  • Two-thirds of Estonians cannot distinguish between sustainable and recyclable products.

The researcher said that people's responses could be grouped.

For example, one group that has emerged is a group of ecologically conscientious respondents who claimed to minimize their consumption. "For example, they said they would rather try to buy less new stuff, be more frugal with transportation and buy less over-packaged products."

Another group of environmentally conscious respondents reported purchasing more green and Eco-labeled products. These respondents reported also being a little active in society, such as educating others about environmental issues, going for walks and voting for green politicians.

Climate protest on Toompea in Tallinn in 2019. Source: Siim Lõvi/ERR

Arro said, "I am concerned that the assumption may be that we do not choose ecologically conscious behaviors, but rather that we do them all because we must."

In other words, engaging in one environmentally friendly endeavor may lead a person to believe that it compensates for all of their other actions. "We should be conscious that doing one good deed does not mean we can let our guard down somewhere else," Arro said.

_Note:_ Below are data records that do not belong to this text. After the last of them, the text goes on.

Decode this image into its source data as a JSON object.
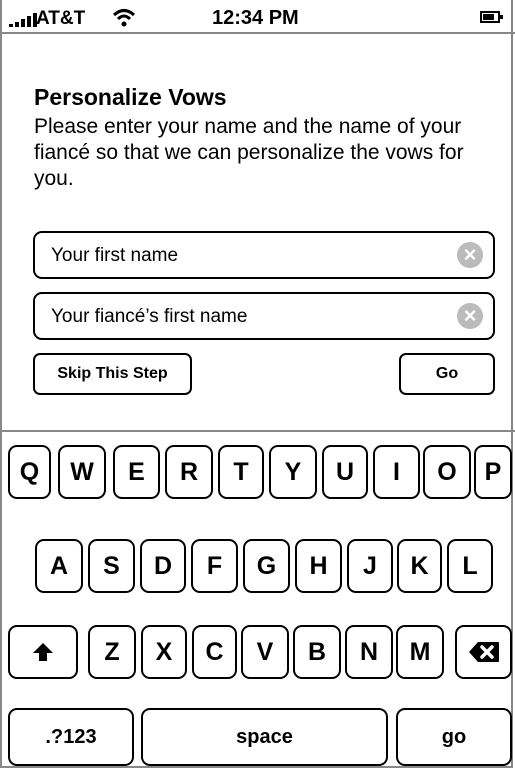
{
  "status_bar": {
    "carrier": "AT&T",
    "time": "12:34 PM",
    "signal_icon": "signal-bars-icon",
    "wifi_icon": "wifi-icon",
    "battery_icon": "battery-icon"
  },
  "header": {
    "title": "Personalize Vows",
    "description": "Please enter your name and the name of your fiancé so that we can personalize the vows for you."
  },
  "form": {
    "first_name_placeholder": "Your first name",
    "fiance_name_placeholder": "Your fiancé’s first name",
    "clear_icon": "clear-icon",
    "skip_label": "Skip This Step",
    "go_label": "Go"
  },
  "keyboard": {
    "row1": [
      "Q",
      "W",
      "E",
      "R",
      "T",
      "Y",
      "U",
      "I",
      "O",
      "P"
    ],
    "row2": [
      "A",
      "S",
      "D",
      "F",
      "G",
      "H",
      "J",
      "K",
      "L"
    ],
    "row3": [
      "Z",
      "X",
      "C",
      "V",
      "B",
      "N",
      "M"
    ],
    "numbers_label": ".?123",
    "space_label": "space",
    "go_label": "go",
    "shift_icon": "shift-icon",
    "backspace_icon": "backspace-icon"
  }
}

On the good side, she reported that during the past two years, an increasing number of responders have prioritized biodiversity conservation in their daily operations. Previously, about 30 percent of respondents believed that less frequent lawn mowing could help maintain biodiversity; now, more than 45 percent agree. "This is a tremendous leap," she said.

General findings from the Orkla survey in seven countries

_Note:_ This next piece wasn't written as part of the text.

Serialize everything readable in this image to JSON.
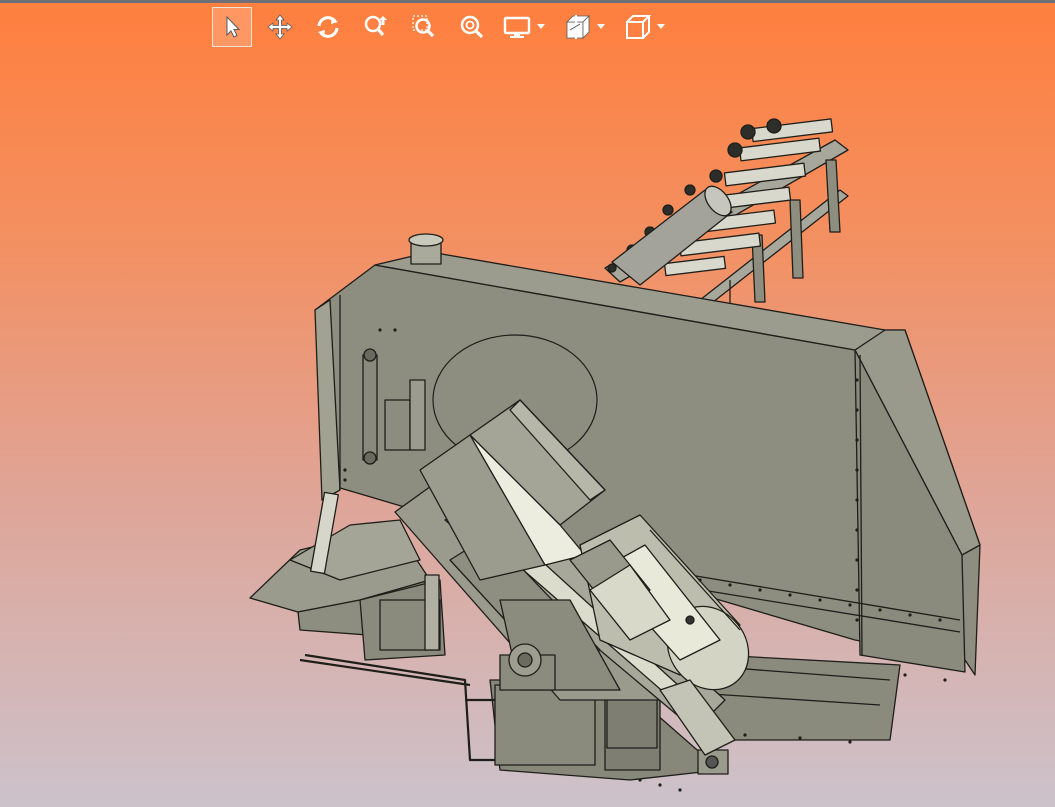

  • Global warming remains the biggest concern. Concerns regarding future food sources have grown.
  • It is difficult for people to understand which products are sustainable and which packaging is recyclable.
  • People are less interested in manufacturer and where the product they like is made.
  • The number of people who prefer to buy products with a lower climate impact or with a sustainable impact decreased significantly over the year.
  • Willingness to sort waste decreased over the year, but willingness to save energy at home and use public transport increased.
  • One more person claims to eat less meat and buy less clothes


Follow ERR News on Facebook and Twitter and never miss an update!

Editor: Airika Harrik, Kristina Kersa

Source: "Terevisioon"

Hea lugeja, näeme et kasutate vanemat brauseri versiooni või vähelevinud brauserit.

Parema ja terviklikuma kasutajakogemuse tagamiseks soovitame alla laadida uusim versioon mõnest meie toetatud brauserist: